START Exercise input

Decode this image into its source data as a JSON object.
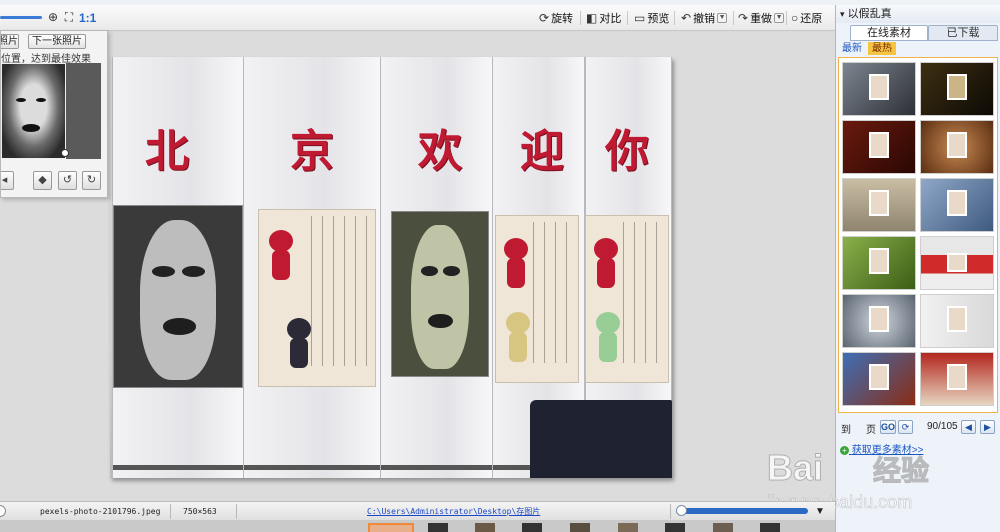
{
  "toolbar": {
    "ratio_label": "1:1",
    "rotate_label": "旋转",
    "compare_label": "对比",
    "preview_label": "预览",
    "undo_label": "撤销",
    "redo_label": "重做",
    "restore_label": "还原"
  },
  "float_panel": {
    "prev_label": "照片",
    "next_label": "下一张照片",
    "tip": "位置，达到最佳效果"
  },
  "photo": {
    "characters": [
      "北",
      "京",
      "欢",
      "迎",
      "你"
    ]
  },
  "right_panel": {
    "title": "以假乱真",
    "tabs": [
      {
        "label": "在线素材",
        "active": true
      },
      {
        "label": "已下载",
        "active": false
      }
    ],
    "subtabs": [
      {
        "label": "最新",
        "active": false
      },
      {
        "label": "最热",
        "active": true
      }
    ],
    "pager": {
      "prefix": "到",
      "page_suffix": "页",
      "go_label": "GO",
      "count": "90/105"
    },
    "more_link": "获取更多素材>>"
  },
  "status": {
    "filename": "pexels-photo-2101796.jpeg",
    "dimensions": "750×563",
    "path": "C:\\Users\\Administrator\\Desktop\\存图片"
  },
  "watermark": {
    "brand": "Bai",
    "brand_cn": "经验",
    "url": "jingyan.baidu.com"
  },
  "colors": {
    "accent": "#2b69c4",
    "red_text": "#c01a33",
    "active_subtab": "#f5c542"
  }
}
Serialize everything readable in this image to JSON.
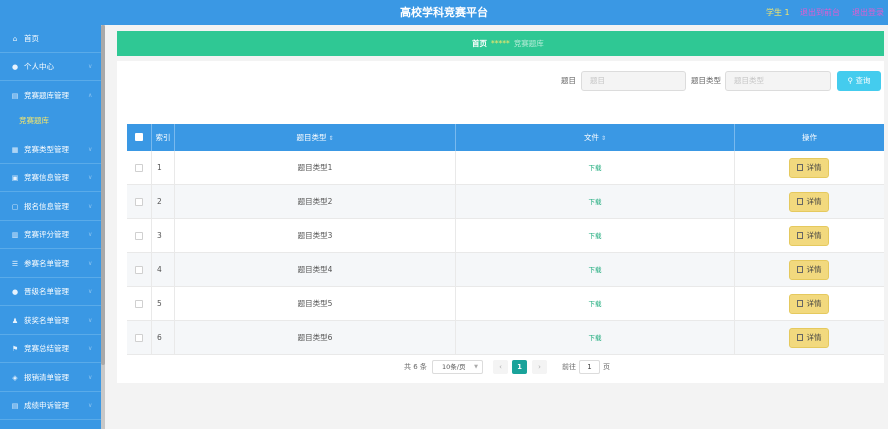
{
  "header": {
    "title": "高校学科竞赛平台",
    "user": "学生 1",
    "link_front": "退出到前台",
    "link_logout": "退出登录"
  },
  "sidebar": {
    "items": [
      {
        "label": "首页",
        "icon": "home-icon"
      },
      {
        "label": "个人中心",
        "icon": "person-icon"
      },
      {
        "label": "竞赛题库管理",
        "icon": "book-icon"
      },
      {
        "label": "竞赛类型管理",
        "icon": "grid-icon"
      },
      {
        "label": "竞赛信息管理",
        "icon": "info-icon"
      },
      {
        "label": "报名信息管理",
        "icon": "form-icon"
      },
      {
        "label": "竞赛评分管理",
        "icon": "score-icon"
      },
      {
        "label": "参赛名单管理",
        "icon": "list-icon"
      },
      {
        "label": "晋级名单管理",
        "icon": "user-icon"
      },
      {
        "label": "获奖名单管理",
        "icon": "award-icon"
      },
      {
        "label": "竞赛总结管理",
        "icon": "flag-icon"
      },
      {
        "label": "报销清单管理",
        "icon": "receipt-icon"
      },
      {
        "label": "成绩申诉管理",
        "icon": "doc-icon"
      }
    ],
    "sub_active": "竞赛题库"
  },
  "breadcrumb": {
    "home": "首页",
    "separator": "*****",
    "current": "竞赛题库"
  },
  "search": {
    "title_label": "题目",
    "title_placeholder": "题目",
    "type_label": "题目类型",
    "type_placeholder": "题目类型",
    "button": "查询"
  },
  "table": {
    "columns": [
      "索引",
      "题目类型",
      "文件",
      "操作"
    ],
    "rows": [
      {
        "index": "1",
        "type": "题目类型1",
        "file": "下载",
        "action": "详情"
      },
      {
        "index": "2",
        "type": "题目类型2",
        "file": "下载",
        "action": "详情"
      },
      {
        "index": "3",
        "type": "题目类型3",
        "file": "下载",
        "action": "详情"
      },
      {
        "index": "4",
        "type": "题目类型4",
        "file": "下载",
        "action": "详情"
      },
      {
        "index": "5",
        "type": "题目类型5",
        "file": "下载",
        "action": "详情"
      },
      {
        "index": "6",
        "type": "题目类型6",
        "file": "下载",
        "action": "详情"
      }
    ]
  },
  "pagination": {
    "total": "共 6 条",
    "page_size": "10条/页",
    "current": "1",
    "goto_label": "前往",
    "goto_value": "1",
    "page_suffix": "页"
  },
  "colors": {
    "sidebar": "#3a98e4",
    "banner": "#2fc894",
    "query_button": "#44ccee",
    "detail_button": "#f2d97e",
    "active_page": "#1aa39a"
  }
}
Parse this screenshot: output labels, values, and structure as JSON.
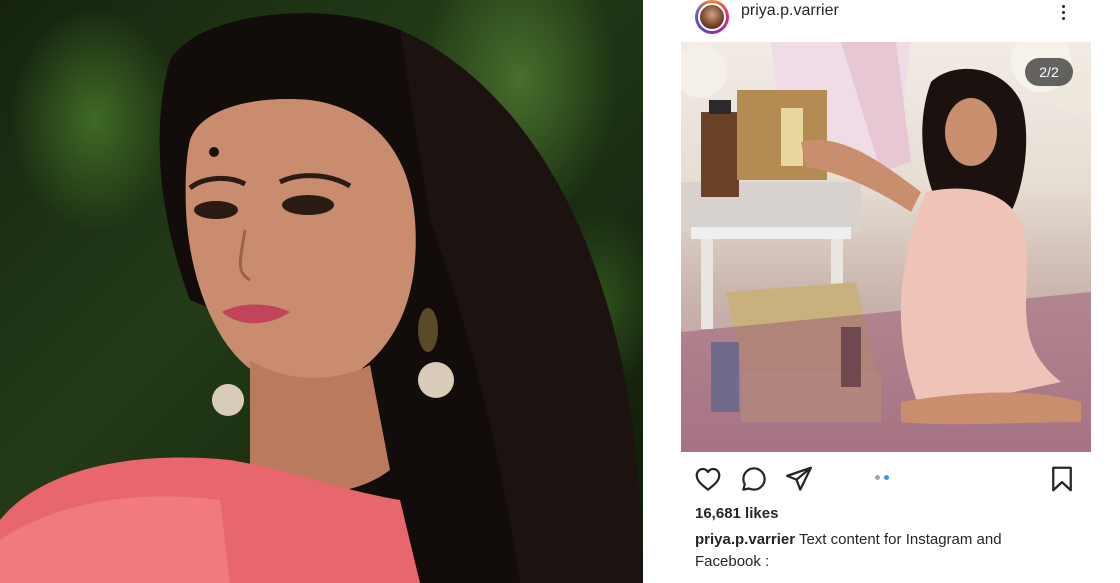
{
  "post": {
    "username": "priya.p.varrier",
    "carousel_counter": "2/2",
    "carousel_dots": [
      {
        "active": false
      },
      {
        "active": true
      }
    ],
    "likes": "16,681 likes",
    "caption_username": "priya.p.varrier",
    "caption_text": "Text content for Instagram and Facebook :"
  },
  "icons": {
    "more": "more-vertical-icon",
    "like": "heart-icon",
    "comment": "comment-icon",
    "share": "send-icon",
    "save": "bookmark-icon"
  },
  "colors": {
    "text": "#262626",
    "active_dot": "#3897f0",
    "inactive_dot": "#a8a8a8"
  }
}
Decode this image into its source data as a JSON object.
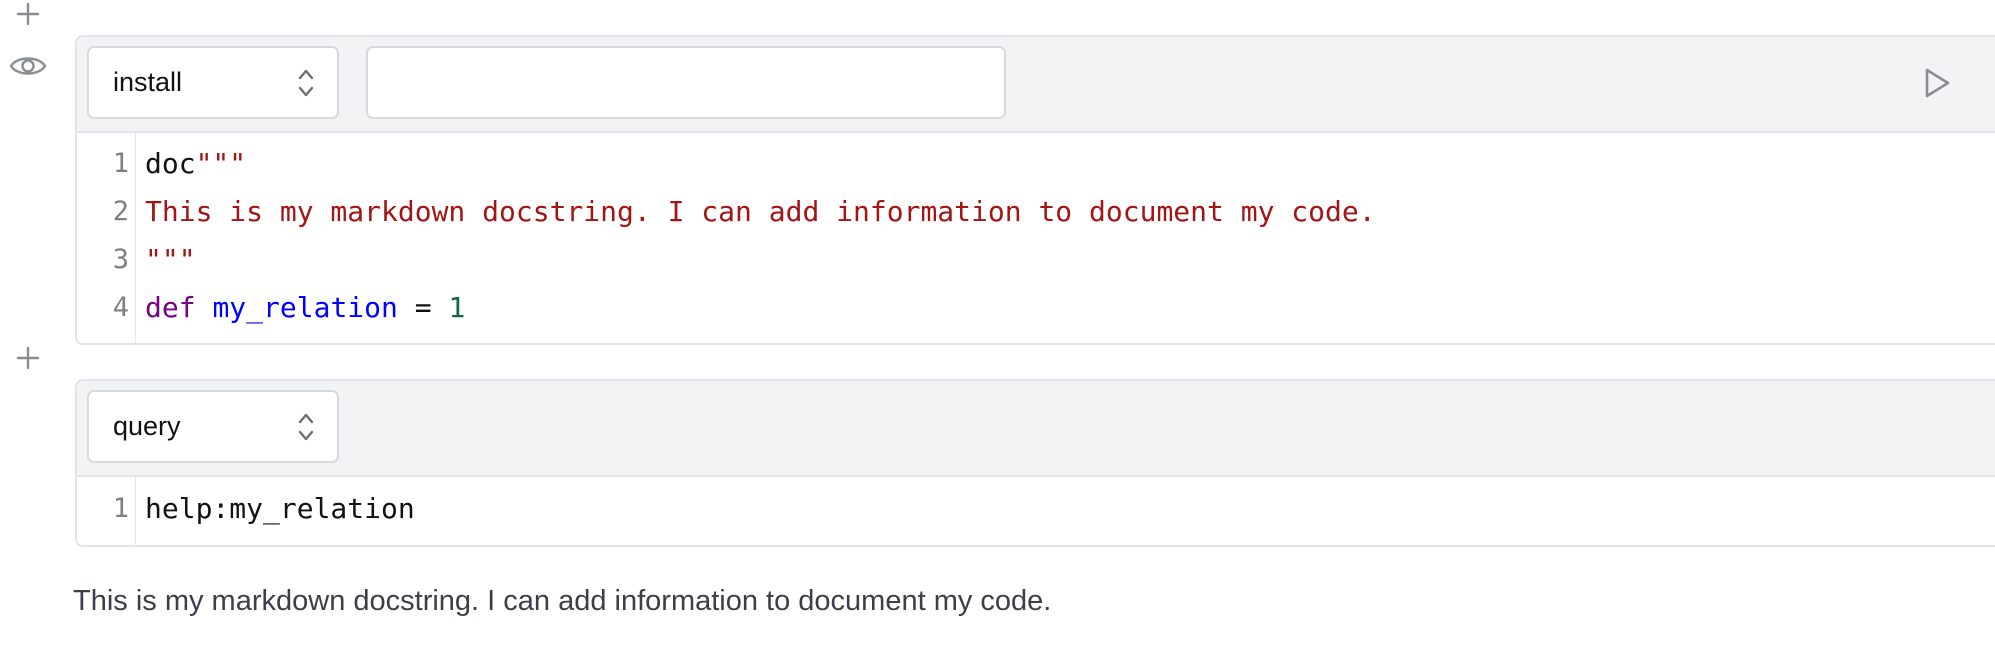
{
  "gutter": {
    "add_cell_top_icon": "plus-icon",
    "visibility_icon": "eye-icon",
    "add_cell_mid_icon": "plus-icon"
  },
  "cells": [
    {
      "type_label": "install",
      "input_value": "",
      "run_icon": "play-icon",
      "lines": [
        {
          "no": "1",
          "doc": "doc",
          "str": "\"\"\""
        },
        {
          "no": "2",
          "str": "This is my markdown docstring. I can add information to document my code."
        },
        {
          "no": "3",
          "str": "\"\"\""
        },
        {
          "no": "4",
          "kw": "def",
          "name": "my_relation",
          "op": " = ",
          "num": "1"
        }
      ]
    },
    {
      "type_label": "query",
      "lines": [
        {
          "no": "1",
          "code": "help:my_relation"
        }
      ]
    }
  ],
  "output": {
    "text": "This is my markdown docstring. I can add information to document my code."
  },
  "colors": {
    "string": "#a31515",
    "keyword": "#770088",
    "definition": "#0000ff",
    "number": "#116644",
    "cell_border": "#e2e4e9",
    "header_bg": "#f2f3f5"
  }
}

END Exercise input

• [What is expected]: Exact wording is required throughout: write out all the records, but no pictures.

• [Solution]:
Decode this image into its source data as a JSON object.
{
  "toolbar": {
    "ratio_label": "1:1",
    "rotate_label": "旋转",
    "compare_label": "对比",
    "preview_label": "预览",
    "undo_label": "撤销",
    "redo_label": "重做",
    "restore_label": "还原"
  },
  "float_panel": {
    "prev_label": "照片",
    "next_label": "下一张照片",
    "tip": "位置，达到最佳效果"
  },
  "photo": {
    "characters": [
      "北",
      "京",
      "欢",
      "迎",
      "你"
    ]
  },
  "right_panel": {
    "title": "以假乱真",
    "tabs": [
      {
        "label": "在线素材",
        "active": true
      },
      {
        "label": "已下载",
        "active": false
      }
    ],
    "subtabs": [
      {
        "label": "最新",
        "active": false
      },
      {
        "label": "最热",
        "active": true
      }
    ],
    "pager": {
      "prefix": "到",
      "page_suffix": "页",
      "go_label": "GO",
      "count": "90/105"
    },
    "more_link": "获取更多素材>>"
  },
  "status": {
    "filename": "pexels-photo-2101796.jpeg",
    "dimensions": "750×563",
    "path": "C:\\Users\\Administrator\\Desktop\\存图片"
  },
  "watermark": {
    "brand": "Bai",
    "brand_cn": "经验",
    "url": "jingyan.baidu.com"
  },
  "colors": {
    "accent": "#2b69c4",
    "red_text": "#c01a33",
    "active_subtab": "#f5c542"
  }
}
Serialize everything readable in this image to JSON.
{
  "header": {
    "title": "高校学科竞赛平台",
    "user": "学生 1",
    "link_front": "退出到前台",
    "link_logout": "退出登录"
  },
  "sidebar": {
    "items": [
      {
        "label": "首页",
        "icon": "home-icon"
      },
      {
        "label": "个人中心",
        "icon": "person-icon"
      },
      {
        "label": "竞赛题库管理",
        "icon": "book-icon"
      },
      {
        "label": "竞赛类型管理",
        "icon": "grid-icon"
      },
      {
        "label": "竞赛信息管理",
        "icon": "info-icon"
      },
      {
        "label": "报名信息管理",
        "icon": "form-icon"
      },
      {
        "label": "竞赛评分管理",
        "icon": "score-icon"
      },
      {
        "label": "参赛名单管理",
        "icon": "list-icon"
      },
      {
        "label": "晋级名单管理",
        "icon": "user-icon"
      },
      {
        "label": "获奖名单管理",
        "icon": "award-icon"
      },
      {
        "label": "竞赛总结管理",
        "icon": "flag-icon"
      },
      {
        "label": "报销清单管理",
        "icon": "receipt-icon"
      },
      {
        "label": "成绩申诉管理",
        "icon": "doc-icon"
      }
    ],
    "sub_active": "竞赛题库"
  },
  "breadcrumb": {
    "home": "首页",
    "separator": "*****",
    "current": "竞赛题库"
  },
  "search": {
    "title_label": "题目",
    "title_placeholder": "题目",
    "type_label": "题目类型",
    "type_placeholder": "题目类型",
    "button": "查询"
  },
  "table": {
    "columns": [
      "索引",
      "题目类型",
      "文件",
      "操作"
    ],
    "rows": [
      {
        "index": "1",
        "type": "题目类型1",
        "file": "下载",
        "action": "详情"
      },
      {
        "index": "2",
        "type": "题目类型2",
        "file": "下载",
        "action": "详情"
      },
      {
        "index": "3",
        "type": "题目类型3",
        "file": "下载",
        "action": "详情"
      },
      {
        "index": "4",
        "type": "题目类型4",
        "file": "下载",
        "action": "详情"
      },
      {
        "index": "5",
        "type": "题目类型5",
        "file": "下载",
        "action": "详情"
      },
      {
        "index": "6",
        "type": "题目类型6",
        "file": "下载",
        "action": "详情"
      }
    ]
  },
  "pagination": {
    "total": "共 6 条",
    "page_size": "10条/页",
    "current": "1",
    "goto_label": "前往",
    "goto_value": "1",
    "page_suffix": "页"
  },
  "colors": {
    "sidebar": "#3a98e4",
    "banner": "#2fc894",
    "query_button": "#44ccee",
    "detail_button": "#f2d97e",
    "active_page": "#1aa39a"
  }
}
Parse this screenshot: output labels, values, and structure as JSON.
{
  "post": {
    "username": "priya.p.varrier",
    "carousel_counter": "2/2",
    "carousel_dots": [
      {
        "active": false
      },
      {
        "active": true
      }
    ],
    "likes": "16,681 likes",
    "caption_username": "priya.p.varrier",
    "caption_text": "Text content for Instagram and Facebook :"
  },
  "icons": {
    "more": "more-vertical-icon",
    "like": "heart-icon",
    "comment": "comment-icon",
    "share": "send-icon",
    "save": "bookmark-icon"
  },
  "colors": {
    "text": "#262626",
    "active_dot": "#3897f0",
    "inactive_dot": "#a8a8a8"
  }
}
Decode this image into its source data as a JSON object.
{
  "gutter": {
    "add_cell_top_icon": "plus-icon",
    "visibility_icon": "eye-icon",
    "add_cell_mid_icon": "plus-icon"
  },
  "cells": [
    {
      "type_label": "install",
      "input_value": "",
      "run_icon": "play-icon",
      "lines": [
        {
          "no": "1",
          "doc": "doc",
          "str": "\"\"\""
        },
        {
          "no": "2",
          "str": "This is my markdown docstring. I can add information to document my code."
        },
        {
          "no": "3",
          "str": "\"\"\""
        },
        {
          "no": "4",
          "kw": "def",
          "name": "my_relation",
          "op": " = ",
          "num": "1"
        }
      ]
    },
    {
      "type_label": "query",
      "lines": [
        {
          "no": "1",
          "code": "help:my_relation"
        }
      ]
    }
  ],
  "output": {
    "text": "This is my markdown docstring. I can add information to document my code."
  },
  "colors": {
    "string": "#a31515",
    "keyword": "#770088",
    "definition": "#0000ff",
    "number": "#116644",
    "cell_border": "#e2e4e9",
    "header_bg": "#f2f3f5"
  }
}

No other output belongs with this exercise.